Our trip to Brno in Czech Republic included a visit to the Nuclear shelter 10-Z, the first nuclear shelter ever visited. The feelings I experienced while visiting cannot compare to anything, there are a lot of mixed feelings together with the gratefulness that those days are long gone.
However, I believe it is important to live this experience of visiting a nuclear shelter at least once in a lifetime, as it really affects you, in a positive way I would dare say. 10-Z is the code name for it and is considered to be the one of the highest classified nuclear fallout shelter from the Communist era.
It was built by the Germans around the World War II to protect against American and Soviet bombs. It could house just a certain number of people those that were important and aimed to control and protect the region. The maximum number of people it could protect was 500 for 3 days. After the war it was taken over by the People’s Army and used as a secret hideout in case of nuclear war. This until 1993.
Though never used for its intended purpose, it gives you chills just to know how well equipped and prepped they were for bombs.
After being a hidden place for a long time, in 2016 it was opened to the public. Those interested in this not so distant history can take a tour of it and see the technical part of it as well as the doors to the cells from the former Brno prison.
The tour can last up to 60 minutes, depending how deep into understanding you want to enter. The inside temperature is 14 C° year round.
There is a free guided exhibition tour where everyone can find out about the history of the bunker.
I am a person that is keen on knowing as much as possible on our history so this visit was a must. For me that I did not get to live that much in the communist era this was like being in another time and space. It is absolutely impactful for one that has lived a peaceful life and only has seen the history on books or movies.
When I entered it I just instantly realized the reality that existed. And it is an overwhelming feeling. While trying on all those army jackets, the gas masks, seeing the phone lines and hoe they typed and communicated, where were the enemies and how they were organized, it’s like “stealing” a little bit of that history for yourself and yes … kind of creepy and scary if you think about it.
I know there is also a night tour for those that are stronger hearted and like this experience at its highest, but for me visiting it during the day made a strong enough impression.
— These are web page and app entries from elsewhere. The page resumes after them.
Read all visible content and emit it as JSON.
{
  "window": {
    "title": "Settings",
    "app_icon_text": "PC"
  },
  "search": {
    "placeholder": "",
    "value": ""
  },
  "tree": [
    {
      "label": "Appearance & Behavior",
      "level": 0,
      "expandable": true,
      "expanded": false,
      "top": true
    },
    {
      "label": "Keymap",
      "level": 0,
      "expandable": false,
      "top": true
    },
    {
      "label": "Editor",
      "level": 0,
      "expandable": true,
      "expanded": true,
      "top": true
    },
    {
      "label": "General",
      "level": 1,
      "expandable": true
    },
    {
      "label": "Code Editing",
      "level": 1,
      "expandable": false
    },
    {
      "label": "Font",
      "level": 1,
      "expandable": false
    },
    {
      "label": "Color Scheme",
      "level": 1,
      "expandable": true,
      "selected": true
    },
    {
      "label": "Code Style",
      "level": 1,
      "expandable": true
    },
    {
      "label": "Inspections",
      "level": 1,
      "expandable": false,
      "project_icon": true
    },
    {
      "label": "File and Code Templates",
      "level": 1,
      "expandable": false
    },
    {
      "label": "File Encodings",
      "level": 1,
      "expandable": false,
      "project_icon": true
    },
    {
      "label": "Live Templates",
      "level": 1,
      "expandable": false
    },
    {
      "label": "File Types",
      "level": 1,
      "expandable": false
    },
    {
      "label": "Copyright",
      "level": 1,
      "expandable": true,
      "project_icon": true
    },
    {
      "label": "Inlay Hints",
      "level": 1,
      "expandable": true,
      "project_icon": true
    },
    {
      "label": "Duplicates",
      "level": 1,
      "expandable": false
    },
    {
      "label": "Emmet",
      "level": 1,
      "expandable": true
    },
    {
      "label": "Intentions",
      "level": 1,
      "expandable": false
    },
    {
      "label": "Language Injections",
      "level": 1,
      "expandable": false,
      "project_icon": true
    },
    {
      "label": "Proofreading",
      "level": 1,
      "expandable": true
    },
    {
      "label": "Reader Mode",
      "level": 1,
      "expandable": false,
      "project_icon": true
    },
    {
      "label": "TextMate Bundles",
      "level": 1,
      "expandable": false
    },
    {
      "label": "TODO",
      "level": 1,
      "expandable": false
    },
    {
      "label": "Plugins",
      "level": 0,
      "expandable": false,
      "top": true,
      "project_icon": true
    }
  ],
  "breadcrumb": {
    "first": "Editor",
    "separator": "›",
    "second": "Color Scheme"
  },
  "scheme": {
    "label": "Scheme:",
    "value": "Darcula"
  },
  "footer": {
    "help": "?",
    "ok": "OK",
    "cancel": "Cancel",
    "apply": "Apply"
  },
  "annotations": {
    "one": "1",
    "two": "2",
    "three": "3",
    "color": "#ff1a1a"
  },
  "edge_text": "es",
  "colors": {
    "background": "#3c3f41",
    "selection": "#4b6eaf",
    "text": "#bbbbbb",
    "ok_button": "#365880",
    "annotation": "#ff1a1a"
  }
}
I truly recommend it for visiting while in Brno as you can watch TV and read as many books as you want, but seeing something real and touching everything there, makes it all real.